GOAL OF THE EXERCISE —
Reproduce the entire listing below verbatim.
::::::::::
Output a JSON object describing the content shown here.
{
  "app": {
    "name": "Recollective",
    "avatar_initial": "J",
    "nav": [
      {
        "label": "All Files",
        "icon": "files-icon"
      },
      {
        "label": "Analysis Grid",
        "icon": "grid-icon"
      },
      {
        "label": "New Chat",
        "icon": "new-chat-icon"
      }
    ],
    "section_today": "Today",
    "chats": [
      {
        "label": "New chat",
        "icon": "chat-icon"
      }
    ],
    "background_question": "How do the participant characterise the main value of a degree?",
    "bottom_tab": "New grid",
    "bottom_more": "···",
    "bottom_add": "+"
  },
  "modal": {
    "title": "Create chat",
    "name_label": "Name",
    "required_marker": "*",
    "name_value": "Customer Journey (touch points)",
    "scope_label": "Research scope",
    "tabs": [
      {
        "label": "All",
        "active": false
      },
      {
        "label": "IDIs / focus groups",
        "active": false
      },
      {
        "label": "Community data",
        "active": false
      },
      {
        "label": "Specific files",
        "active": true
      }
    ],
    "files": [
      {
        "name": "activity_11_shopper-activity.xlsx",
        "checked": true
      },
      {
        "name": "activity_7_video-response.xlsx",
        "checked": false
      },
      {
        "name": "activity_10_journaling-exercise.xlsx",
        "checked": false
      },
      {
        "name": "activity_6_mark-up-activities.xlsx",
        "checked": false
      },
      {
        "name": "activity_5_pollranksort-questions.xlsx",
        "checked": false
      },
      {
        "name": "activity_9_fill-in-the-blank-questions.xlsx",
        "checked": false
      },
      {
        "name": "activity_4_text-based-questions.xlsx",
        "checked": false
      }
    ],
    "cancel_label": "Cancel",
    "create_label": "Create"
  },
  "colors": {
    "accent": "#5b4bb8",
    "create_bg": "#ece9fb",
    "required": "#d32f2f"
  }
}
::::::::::
WRITTEN SOLUTION —
Output a JSON object describing the content shown here.
{
  "app": {
    "name": "Recollective",
    "avatar_initial": "J",
    "nav": [
      {
        "label": "All Files",
        "icon": "files-icon"
      },
      {
        "label": "Analysis Grid",
        "icon": "grid-icon"
      },
      {
        "label": "New Chat",
        "icon": "new-chat-icon"
      }
    ],
    "section_today": "Today",
    "chats": [
      {
        "label": "New chat",
        "icon": "chat-icon"
      }
    ],
    "background_question": "How do the participant characterise the main value of a degree?",
    "bottom_tab": "New grid",
    "bottom_more": "···",
    "bottom_add": "+"
  },
  "modal": {
    "title": "Create chat",
    "name_label": "Name",
    "required_marker": "*",
    "name_value": "Customer Journey (touch points)",
    "scope_label": "Research scope",
    "tabs": [
      {
        "label": "All",
        "active": false
      },
      {
        "label": "IDIs / focus groups",
        "active": false
      },
      {
        "label": "Community data",
        "active": false
      },
      {
        "label": "Specific files",
        "active": true
      }
    ],
    "files": [
      {
        "name": "activity_11_shopper-activity.xlsx",
        "checked": true
      },
      {
        "name": "activity_7_video-response.xlsx",
        "checked": false
      },
      {
        "name": "activity_10_journaling-exercise.xlsx",
        "checked": false
      },
      {
        "name": "activity_6_mark-up-activities.xlsx",
        "checked": false
      },
      {
        "name": "activity_5_pollranksort-questions.xlsx",
        "checked": false
      },
      {
        "name": "activity_9_fill-in-the-blank-questions.xlsx",
        "checked": false
      },
      {
        "name": "activity_4_text-based-questions.xlsx",
        "checked": false
      }
    ],
    "cancel_label": "Cancel",
    "create_label": "Create"
  },
  "colors": {
    "accent": "#5b4bb8",
    "create_bg": "#ece9fb",
    "required": "#d32f2f"
  }
}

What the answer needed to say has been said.